Dom resizeDominick Principe is a graduate of Rowan University with dual Bachelor Degrees in Elementary Education and Writing Arts.  He is a prolific reader who devours any book put before him, and feels that life is one great long book without an end.  He fills his hours constantly exploring new information, and seeking to educate himself in the ways of the world.  He puts all of that knowledge and his passion for learning to good use teaching English as a second language to students of all ages.  When his nose isn’t buried in a book, or in class teaching, then he can generally be found typing away at his computer working on some random piece of writing that he was inspired to do.
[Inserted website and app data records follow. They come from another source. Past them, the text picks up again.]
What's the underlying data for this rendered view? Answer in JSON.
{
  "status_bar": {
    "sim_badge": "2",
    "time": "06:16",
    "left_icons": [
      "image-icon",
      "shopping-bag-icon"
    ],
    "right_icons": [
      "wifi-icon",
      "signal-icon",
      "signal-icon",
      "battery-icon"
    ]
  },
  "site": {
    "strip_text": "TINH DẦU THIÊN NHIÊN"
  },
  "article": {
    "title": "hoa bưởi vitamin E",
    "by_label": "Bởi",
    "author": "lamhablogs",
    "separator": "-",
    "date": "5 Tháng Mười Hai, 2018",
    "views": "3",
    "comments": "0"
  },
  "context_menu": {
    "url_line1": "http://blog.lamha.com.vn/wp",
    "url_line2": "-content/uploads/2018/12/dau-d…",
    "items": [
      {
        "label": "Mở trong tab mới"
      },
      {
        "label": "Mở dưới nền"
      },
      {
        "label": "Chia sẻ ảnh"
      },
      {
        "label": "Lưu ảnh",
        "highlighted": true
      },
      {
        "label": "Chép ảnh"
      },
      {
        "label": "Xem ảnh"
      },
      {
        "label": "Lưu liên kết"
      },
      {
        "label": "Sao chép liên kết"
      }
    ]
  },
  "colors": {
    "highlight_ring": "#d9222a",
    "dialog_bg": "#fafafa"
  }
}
[i] “Littering Facts and Statistics.” Green Eco Services. Green Eco Services. Web. 5 Nov. 2014. <http://www.greenecoservices.com/littering-facts-and-statistics/&gt;. [ii] “Litter.” Merriam-Webster. Merriam-Webster. Web. 5 Nov. 2014. <http://www.merriam-webster.com/dictionary/litter&gt;. [iii] “Littering Statistics.” Statistic Brain RSS. Statistic Brain. Web. 5 Nov. 2014. <http://www.statisticbrain.com/littering-statistics/&gt;. [iv] “Mammals | Elephant.” Elephant. San Diego Zoo. Web. 5 Nov. 2014. <http://animals.sandiegozoo.org/animals/elephant&gt;. [v] “Littering Statistics.” Statistic Brain RSS. Statistic Brain. Web. 5 Nov. 2014. <http://www.statisticbrain.com/littering-statistics/&gt;. [vi] “Rats.” BBC News. BBC, 30 Sept. 2002. Web. 5 Nov. 2014. <http://www.bbc.co.uk/insideout/northwest/series1/rats.shtml&gt;. [vii] “Wild Rats and Disease.” Wild Rats and Disease. Web. 5 Nov. 2014. <http://www.ratbehavior.org/WildRatDisease.htm&gt;. [viii] Rogers, Chris. “What Are the Environmental Impacts of Throwing Away Tires?” Home Guides. SFGate. Web. 10 Nov. 2014. <http://homeguides.sfgate.com/environmental-impacts-throwing-away-tires-79649.html&gt;. [ix] “Littering Statistics.” Statistic Brain RSS. Statistic Brain. Web. 5 Nov. 2014. <http://www.statisticbrain.com/littering-statistics/&gt;.